Uncategorized Jul 13, 2017

Filing a lawsuit when you & your ex continue to argue over custody issues after a court order has been issued is not always the best plan.

If you and your ex have already received a court order where the court has dictated what sort of custody plan you're sharing with the other parent or what parenting time and child support looks like, hopefully things will be settled for a while.

In many of my cases though, even after the court has issued an order, parties still end up getting into arguments and falling into dispute. A lot of these people in the middle of disputes with their exes come to me and their immediate knee jerk reaction is wanting to file a lawsuit.

So if you've ever been to family court before you know already that filing a lawsuit is not the path of least resistance. In most cases it takes a lot of energy, money, time and patience. It can be overwhelming.

So when people come to me and tell me 'my ex and I are not getting along because of X,Y & Z' I almost always ask them if there is a way that we might try to work this out with your ex before returning to court and my filing a lawsuit.

In fact in a lot of cases I've looked at the original order that the court entered because there are provisions and they're saying that the parties have to go to mediation or some sort of alternative dispute resolution prior to filing a lawsuit. By all means if that provision is included in the court's original order, then I tell my client they have to do that.

There are a handful of cases nowadays where there's not a provision requiring mediation prior to filing a lawsuit. It's almost always my advice to a client or potential client that we should see if we can work it out first. Because that is the path of least resistance and there are cases where parties are able to reach agreements without having to file a lawsuit.

What it looks like is if you approach the other person which you can do in person, via email, via text if that is how you communicate with that person. If you've hired an attorney then you can have your attorney write a letter to that person or their lawyer. You can say these are the issues that we are experiencing, this is my proposed solution and can we talk about it.

If you're able to work it out then what ends up happening is you file an agreement or stipulation with the judge saying we've decided to make changes to your original order. We agree on those changes and these are what the changes are. In most cases as long as those changes are in the best interest of your child and they're fair, the judge will sign off on them.

No court required, minimal attorneys fees instead of going straight to the mat and boxing it out with the other party think about whether there is the possibility of working it out. And even if you think there is no way we can work it out, I've been shocked in some cases and it doesn't hurt to try.

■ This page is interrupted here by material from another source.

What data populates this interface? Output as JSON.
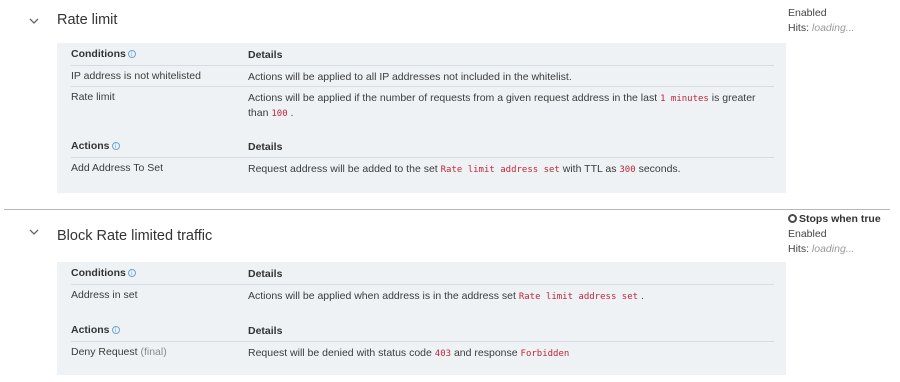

You could save yourself a lot of time and heartache potentially by just trying.